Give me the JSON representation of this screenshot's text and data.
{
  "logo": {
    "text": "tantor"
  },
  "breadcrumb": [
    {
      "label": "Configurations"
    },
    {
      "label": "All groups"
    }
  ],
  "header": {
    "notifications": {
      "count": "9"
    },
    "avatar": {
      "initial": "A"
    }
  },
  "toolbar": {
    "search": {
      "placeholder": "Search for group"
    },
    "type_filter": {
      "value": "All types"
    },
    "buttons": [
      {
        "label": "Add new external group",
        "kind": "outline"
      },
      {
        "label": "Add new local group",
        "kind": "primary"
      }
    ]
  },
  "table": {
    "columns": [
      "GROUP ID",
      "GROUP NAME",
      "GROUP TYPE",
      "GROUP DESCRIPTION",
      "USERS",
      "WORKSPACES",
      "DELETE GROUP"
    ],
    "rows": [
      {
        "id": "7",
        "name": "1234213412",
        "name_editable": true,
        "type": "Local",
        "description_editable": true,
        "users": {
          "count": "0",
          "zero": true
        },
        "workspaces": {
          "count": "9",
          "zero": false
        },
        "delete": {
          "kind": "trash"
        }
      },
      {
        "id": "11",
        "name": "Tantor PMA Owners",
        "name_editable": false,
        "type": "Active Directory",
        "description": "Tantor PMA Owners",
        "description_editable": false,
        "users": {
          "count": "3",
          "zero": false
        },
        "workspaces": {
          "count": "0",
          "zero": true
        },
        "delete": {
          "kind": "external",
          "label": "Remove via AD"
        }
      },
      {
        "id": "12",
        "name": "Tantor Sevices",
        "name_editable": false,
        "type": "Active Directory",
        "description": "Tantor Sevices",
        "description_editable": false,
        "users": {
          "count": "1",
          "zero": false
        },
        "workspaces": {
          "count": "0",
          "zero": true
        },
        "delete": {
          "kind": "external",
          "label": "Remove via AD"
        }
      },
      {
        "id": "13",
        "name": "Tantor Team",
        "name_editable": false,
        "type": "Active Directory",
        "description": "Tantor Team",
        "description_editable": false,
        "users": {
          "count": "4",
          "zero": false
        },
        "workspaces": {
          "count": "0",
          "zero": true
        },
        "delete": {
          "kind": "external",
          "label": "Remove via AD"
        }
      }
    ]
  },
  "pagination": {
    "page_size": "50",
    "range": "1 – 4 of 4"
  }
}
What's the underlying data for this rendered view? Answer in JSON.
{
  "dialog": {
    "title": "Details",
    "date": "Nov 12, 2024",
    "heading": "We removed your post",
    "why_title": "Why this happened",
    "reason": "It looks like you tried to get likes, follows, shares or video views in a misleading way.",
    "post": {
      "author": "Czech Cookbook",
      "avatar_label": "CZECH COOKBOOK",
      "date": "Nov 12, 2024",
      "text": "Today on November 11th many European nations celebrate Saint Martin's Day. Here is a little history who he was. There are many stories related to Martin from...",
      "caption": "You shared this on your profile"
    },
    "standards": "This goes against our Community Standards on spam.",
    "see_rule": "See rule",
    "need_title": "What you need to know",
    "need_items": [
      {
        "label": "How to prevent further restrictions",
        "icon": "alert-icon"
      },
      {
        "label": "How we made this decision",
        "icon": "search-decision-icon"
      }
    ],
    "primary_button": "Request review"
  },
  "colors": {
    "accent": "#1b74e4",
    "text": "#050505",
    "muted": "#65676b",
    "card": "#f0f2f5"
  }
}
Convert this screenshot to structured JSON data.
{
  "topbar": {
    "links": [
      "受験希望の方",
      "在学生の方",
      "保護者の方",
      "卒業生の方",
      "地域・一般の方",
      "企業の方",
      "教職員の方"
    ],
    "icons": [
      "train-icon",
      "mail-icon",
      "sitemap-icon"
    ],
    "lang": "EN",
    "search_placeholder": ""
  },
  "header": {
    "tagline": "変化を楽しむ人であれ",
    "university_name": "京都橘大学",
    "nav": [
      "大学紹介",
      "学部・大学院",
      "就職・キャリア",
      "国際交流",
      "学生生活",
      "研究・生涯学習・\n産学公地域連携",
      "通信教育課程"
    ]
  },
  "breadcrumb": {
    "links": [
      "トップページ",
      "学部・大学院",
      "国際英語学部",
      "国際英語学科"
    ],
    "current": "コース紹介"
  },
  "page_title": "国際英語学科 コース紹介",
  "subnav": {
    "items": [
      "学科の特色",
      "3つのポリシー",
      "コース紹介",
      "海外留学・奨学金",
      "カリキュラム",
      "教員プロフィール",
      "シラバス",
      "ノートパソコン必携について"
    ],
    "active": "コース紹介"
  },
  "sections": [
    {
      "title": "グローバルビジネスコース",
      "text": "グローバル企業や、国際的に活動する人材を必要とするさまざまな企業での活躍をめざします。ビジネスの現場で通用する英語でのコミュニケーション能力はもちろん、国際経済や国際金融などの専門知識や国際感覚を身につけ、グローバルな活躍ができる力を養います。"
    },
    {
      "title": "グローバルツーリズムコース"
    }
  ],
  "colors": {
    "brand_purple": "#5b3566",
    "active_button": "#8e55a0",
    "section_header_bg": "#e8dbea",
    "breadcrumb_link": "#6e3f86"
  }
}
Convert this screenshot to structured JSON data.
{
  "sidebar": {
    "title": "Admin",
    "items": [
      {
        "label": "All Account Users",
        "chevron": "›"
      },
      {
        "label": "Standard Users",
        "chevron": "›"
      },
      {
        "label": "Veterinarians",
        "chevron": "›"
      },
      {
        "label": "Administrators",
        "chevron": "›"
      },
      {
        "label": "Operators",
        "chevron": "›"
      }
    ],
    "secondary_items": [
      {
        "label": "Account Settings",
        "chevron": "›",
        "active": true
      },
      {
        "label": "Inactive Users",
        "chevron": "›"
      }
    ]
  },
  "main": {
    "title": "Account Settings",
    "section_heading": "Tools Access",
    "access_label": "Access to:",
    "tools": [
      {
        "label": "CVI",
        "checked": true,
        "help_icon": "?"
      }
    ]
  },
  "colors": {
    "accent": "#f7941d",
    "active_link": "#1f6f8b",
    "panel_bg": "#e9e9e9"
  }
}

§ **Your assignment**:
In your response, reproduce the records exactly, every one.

§ **Task response**:
Give me the JSON representation of this screenshot's text and data.
{
  "logo": {
    "text": "tantor"
  },
  "breadcrumb": [
    {
      "label": "Configurations"
    },
    {
      "label": "All groups"
    }
  ],
  "header": {
    "notifications": {
      "count": "9"
    },
    "avatar": {
      "initial": "A"
    }
  },
  "toolbar": {
    "search": {
      "placeholder": "Search for group"
    },
    "type_filter": {
      "value": "All types"
    },
    "buttons": [
      {
        "label": "Add new external group",
        "kind": "outline"
      },
      {
        "label": "Add new local group",
        "kind": "primary"
      }
    ]
  },
  "table": {
    "columns": [
      "GROUP ID",
      "GROUP NAME",
      "GROUP TYPE",
      "GROUP DESCRIPTION",
      "USERS",
      "WORKSPACES",
      "DELETE GROUP"
    ],
    "rows": [
      {
        "id": "7",
        "name": "1234213412",
        "name_editable": true,
        "type": "Local",
        "description_editable": true,
        "users": {
          "count": "0",
          "zero": true
        },
        "workspaces": {
          "count": "9",
          "zero": false
        },
        "delete": {
          "kind": "trash"
        }
      },
      {
        "id": "11",
        "name": "Tantor PMA Owners",
        "name_editable": false,
        "type": "Active Directory",
        "description": "Tantor PMA Owners",
        "description_editable": false,
        "users": {
          "count": "3",
          "zero": false
        },
        "workspaces": {
          "count": "0",
          "zero": true
        },
        "delete": {
          "kind": "external",
          "label": "Remove via AD"
        }
      },
      {
        "id": "12",
        "name": "Tantor Sevices",
        "name_editable": false,
        "type": "Active Directory",
        "description": "Tantor Sevices",
        "description_editable": false,
        "users": {
          "count": "1",
          "zero": false
        },
        "workspaces": {
          "count": "0",
          "zero": true
        },
        "delete": {
          "kind": "external",
          "label": "Remove via AD"
        }
      },
      {
        "id": "13",
        "name": "Tantor Team",
        "name_editable": false,
        "type": "Active Directory",
        "description": "Tantor Team",
        "description_editable": false,
        "users": {
          "count": "4",
          "zero": false
        },
        "workspaces": {
          "count": "0",
          "zero": true
        },
        "delete": {
          "kind": "external",
          "label": "Remove via AD"
        }
      }
    ]
  },
  "pagination": {
    "page_size": "50",
    "range": "1 – 4 of 4"
  }
}
What's the underlying data for this rendered view? Answer in JSON.
{
  "dialog": {
    "title": "Details",
    "date": "Nov 12, 2024",
    "heading": "We removed your post",
    "why_title": "Why this happened",
    "reason": "It looks like you tried to get likes, follows, shares or video views in a misleading way.",
    "post": {
      "author": "Czech Cookbook",
      "avatar_label": "CZECH COOKBOOK",
      "date": "Nov 12, 2024",
      "text": "Today on November 11th many European nations celebrate Saint Martin's Day. Here is a little history who he was. There are many stories related to Martin from...",
      "caption": "You shared this on your profile"
    },
    "standards": "This goes against our Community Standards on spam.",
    "see_rule": "See rule",
    "need_title": "What you need to know",
    "need_items": [
      {
        "label": "How to prevent further restrictions",
        "icon": "alert-icon"
      },
      {
        "label": "How we made this decision",
        "icon": "search-decision-icon"
      }
    ],
    "primary_button": "Request review"
  },
  "colors": {
    "accent": "#1b74e4",
    "text": "#050505",
    "muted": "#65676b",
    "card": "#f0f2f5"
  }
}
Convert this screenshot to structured JSON data.
{
  "topbar": {
    "links": [
      "受験希望の方",
      "在学生の方",
      "保護者の方",
      "卒業生の方",
      "地域・一般の方",
      "企業の方",
      "教職員の方"
    ],
    "icons": [
      "train-icon",
      "mail-icon",
      "sitemap-icon"
    ],
    "lang": "EN",
    "search_placeholder": ""
  },
  "header": {
    "tagline": "変化を楽しむ人であれ",
    "university_name": "京都橘大学",
    "nav": [
      "大学紹介",
      "学部・大学院",
      "就職・キャリア",
      "国際交流",
      "学生生活",
      "研究・生涯学習・\n産学公地域連携",
      "通信教育課程"
    ]
  },
  "breadcrumb": {
    "links": [
      "トップページ",
      "学部・大学院",
      "国際英語学部",
      "国際英語学科"
    ],
    "current": "コース紹介"
  },
  "page_title": "国際英語学科 コース紹介",
  "subnav": {
    "items": [
      "学科の特色",
      "3つのポリシー",
      "コース紹介",
      "海外留学・奨学金",
      "カリキュラム",
      "教員プロフィール",
      "シラバス",
      "ノートパソコン必携について"
    ],
    "active": "コース紹介"
  },
  "sections": [
    {
      "title": "グローバルビジネスコース",
      "text": "グローバル企業や、国際的に活動する人材を必要とするさまざまな企業での活躍をめざします。ビジネスの現場で通用する英語でのコミュニケーション能力はもちろん、国際経済や国際金融などの専門知識や国際感覚を身につけ、グローバルな活躍ができる力を養います。"
    },
    {
      "title": "グローバルツーリズムコース"
    }
  ],
  "colors": {
    "brand_purple": "#5b3566",
    "active_button": "#8e55a0",
    "section_header_bg": "#e8dbea",
    "breadcrumb_link": "#6e3f86"
  }
}
Convert this screenshot to structured JSON data.
{
  "sidebar": {
    "title": "Admin",
    "items": [
      {
        "label": "All Account Users",
        "chevron": "›"
      },
      {
        "label": "Standard Users",
        "chevron": "›"
      },
      {
        "label": "Veterinarians",
        "chevron": "›"
      },
      {
        "label": "Administrators",
        "chevron": "›"
      },
      {
        "label": "Operators",
        "chevron": "›"
      }
    ],
    "secondary_items": [
      {
        "label": "Account Settings",
        "chevron": "›",
        "active": true
      },
      {
        "label": "Inactive Users",
        "chevron": "›"
      }
    ]
  },
  "main": {
    "title": "Account Settings",
    "section_heading": "Tools Access",
    "access_label": "Access to:",
    "tools": [
      {
        "label": "CVI",
        "checked": true,
        "help_icon": "?"
      }
    ]
  },
  "colors": {
    "accent": "#f7941d",
    "active_link": "#1f6f8b",
    "panel_bg": "#e9e9e9"
  }
}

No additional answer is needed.